In Blogging and piracy Professor Joshua Gans refers to a new academic paper discussing blogging. The post includes a link to the paper. I have yet to read the paper. However, it appears to use the livejournal community as a base, concluding that content rich blogs blogs attract more attention and links because of content, whereas less content rich blogs need to pay more attention to cite and discuss others so as to maintain status. Here the paper apparently makes a distinction between readers (content rich) and friends (links, cross-comments, etc).

I am sure that this is right. However, we also need to take into account the reason for blogging. While all bloggers are interested in things like their Technorati ranking (bloggers are human), to many bloggers it is the friends and interaction that makes blogging worthwhile, not the creation of content as such.

I follow what I think of as our blogging community quite closely. As part of this, I consciously track through comments and cross-links, watching the evolution of the community. Most recently we have seen the addition of a set of new bloggers who have added a new texture. I have picked this up in my material, as has Neil through his Shared Items.

I have used the term village many times to describe the process. In a personal sense, I do not think of the internet world as a mass. I cannot comprehend one hundred million blogs. Instead, I think in terms of people, each with their own unique features.

I can understand Tikno's flood, I may not agree with Ramana's sometimes negative view on the human condition, but I can see his viewpoint, I really laughed at Ben's descriptions of Bachelor's Day. Then, too, I had to withdraw from a discussion with Arthur Vandelay because I found that I wanted to argue, not discuss.

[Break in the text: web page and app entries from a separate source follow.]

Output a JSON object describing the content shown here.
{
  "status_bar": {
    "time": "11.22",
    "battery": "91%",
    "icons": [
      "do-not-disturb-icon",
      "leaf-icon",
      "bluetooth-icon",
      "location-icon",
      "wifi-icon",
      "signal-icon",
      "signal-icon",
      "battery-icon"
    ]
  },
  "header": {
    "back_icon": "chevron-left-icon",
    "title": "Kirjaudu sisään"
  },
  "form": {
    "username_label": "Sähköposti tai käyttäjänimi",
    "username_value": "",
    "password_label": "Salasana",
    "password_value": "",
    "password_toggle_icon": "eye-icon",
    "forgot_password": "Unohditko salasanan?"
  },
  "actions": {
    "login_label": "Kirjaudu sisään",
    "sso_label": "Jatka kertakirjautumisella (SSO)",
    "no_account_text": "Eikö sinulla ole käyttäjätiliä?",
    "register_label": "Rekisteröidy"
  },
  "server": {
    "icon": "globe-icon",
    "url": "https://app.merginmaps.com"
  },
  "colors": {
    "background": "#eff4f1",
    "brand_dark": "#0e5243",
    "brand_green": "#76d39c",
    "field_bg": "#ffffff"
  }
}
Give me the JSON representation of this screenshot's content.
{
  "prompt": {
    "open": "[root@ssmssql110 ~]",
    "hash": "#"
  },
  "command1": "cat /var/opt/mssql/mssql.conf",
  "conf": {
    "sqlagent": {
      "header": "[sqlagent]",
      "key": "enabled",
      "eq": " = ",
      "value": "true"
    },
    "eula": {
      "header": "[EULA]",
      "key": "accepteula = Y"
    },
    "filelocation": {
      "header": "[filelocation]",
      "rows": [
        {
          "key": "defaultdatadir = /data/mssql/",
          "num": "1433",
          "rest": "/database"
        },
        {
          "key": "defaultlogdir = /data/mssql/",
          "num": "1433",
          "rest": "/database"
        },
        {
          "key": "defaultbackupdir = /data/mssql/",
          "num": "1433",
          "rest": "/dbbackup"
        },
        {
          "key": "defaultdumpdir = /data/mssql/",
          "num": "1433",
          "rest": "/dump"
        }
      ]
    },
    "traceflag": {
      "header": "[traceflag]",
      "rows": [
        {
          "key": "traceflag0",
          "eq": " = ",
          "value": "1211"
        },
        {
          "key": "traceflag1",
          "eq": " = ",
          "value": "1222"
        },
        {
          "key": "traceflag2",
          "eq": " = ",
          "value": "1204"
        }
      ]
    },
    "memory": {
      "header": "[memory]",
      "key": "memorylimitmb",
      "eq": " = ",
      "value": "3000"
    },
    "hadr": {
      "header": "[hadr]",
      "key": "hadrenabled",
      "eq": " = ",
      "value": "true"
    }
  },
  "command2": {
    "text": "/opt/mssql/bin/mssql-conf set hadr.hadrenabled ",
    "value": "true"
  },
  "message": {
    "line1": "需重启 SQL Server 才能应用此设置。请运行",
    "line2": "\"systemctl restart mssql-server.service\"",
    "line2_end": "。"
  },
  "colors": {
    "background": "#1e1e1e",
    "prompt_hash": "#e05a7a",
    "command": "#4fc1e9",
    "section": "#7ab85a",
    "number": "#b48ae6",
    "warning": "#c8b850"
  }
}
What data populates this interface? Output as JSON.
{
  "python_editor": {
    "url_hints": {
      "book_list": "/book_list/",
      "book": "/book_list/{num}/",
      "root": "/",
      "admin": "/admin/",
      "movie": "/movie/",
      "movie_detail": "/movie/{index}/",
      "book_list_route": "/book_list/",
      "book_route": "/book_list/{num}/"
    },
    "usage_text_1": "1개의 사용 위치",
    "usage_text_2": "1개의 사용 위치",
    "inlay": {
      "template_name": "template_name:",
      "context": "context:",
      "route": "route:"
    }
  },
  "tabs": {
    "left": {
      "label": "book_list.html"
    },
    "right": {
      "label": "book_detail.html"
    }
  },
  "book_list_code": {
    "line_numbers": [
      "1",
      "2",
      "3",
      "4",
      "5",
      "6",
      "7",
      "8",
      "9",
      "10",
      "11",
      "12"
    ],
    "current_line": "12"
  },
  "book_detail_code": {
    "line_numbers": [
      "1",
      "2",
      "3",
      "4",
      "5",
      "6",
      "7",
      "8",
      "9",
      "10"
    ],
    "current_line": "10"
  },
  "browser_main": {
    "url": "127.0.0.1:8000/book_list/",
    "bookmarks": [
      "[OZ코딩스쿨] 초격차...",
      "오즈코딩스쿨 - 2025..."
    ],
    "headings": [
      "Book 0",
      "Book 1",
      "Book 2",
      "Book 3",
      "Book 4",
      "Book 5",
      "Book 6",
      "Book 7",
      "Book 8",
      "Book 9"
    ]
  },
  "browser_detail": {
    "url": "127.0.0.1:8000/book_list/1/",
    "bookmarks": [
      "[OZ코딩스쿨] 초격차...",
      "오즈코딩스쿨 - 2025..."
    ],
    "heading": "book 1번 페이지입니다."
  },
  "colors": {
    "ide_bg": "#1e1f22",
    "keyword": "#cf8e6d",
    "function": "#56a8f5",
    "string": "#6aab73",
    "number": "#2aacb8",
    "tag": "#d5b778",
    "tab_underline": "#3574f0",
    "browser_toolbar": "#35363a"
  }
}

I cannot objectively say that our evolving village is in any way unique, although I think that in some ways it may be because of its breadth of views and the importance placed on manners. I can say that it makes an interesting study, one worthy of a paper in its own right. Certainly it makes for a fascinating sociological or anthropological study.


At Tikno's suggestion, I have added Google Translate to the side-bar to make material on this blog more accessible to those speaking other languages.

I am not sure why I did not do this before. I think the first time I thought of doing this, the number of languages covered was still very limited, the translations very odd. My thanks, Tikno, for the prompt.

Australia - Days with Rain

The following map shows the average number of days across Australia recording more than 1mm of rain. While the colouring may be a little hard to read, I thought that showed one aspect of Australia's climate in a rather useful way.rain1mmannBOM17 Nov 08

Australia is a dry continent, the driest after Antarctica. If you look at the map, you can see how rainfall increases in rings from the very dry centre of the continent, with the wetter areas forming a semicircle towards the coast in the north, east and south.

During droughts, the pale blue area expands, the darker blue areas contract. As you might expect given Australia's size, the country is affected by different weather systems.

One big concern with climate change is that the wetter belt in the south might move south, dropping its rain out to sea instead of on the continent. This is where the majority of Australians live, where the majority of agricultural production by value occurs.

The map also suggests why Australians may be so sport mad, still so outdoors. A fair bit of space with lots of sunshine encourages outdoors activities.

The map tells us a lot more as well. For that reason, I will repeat it with other material from time to time to help discussion on different aspects of Australia.


Lexcen kindly pointed me to this article in The Age (Melbourne) by Kenneth Davidson, Water waste of our dam money. The article bears directly upon some of the points I made in Saturday Morning Musings - why environmentalists (and other enthusiasts) are sometimes bad for the planet.

At this point I have not attempted a critical evaluation of Mr Davidson's views. However, they do point to the importance of balance and evidence in making assessments about perceived problems in regard to water supply.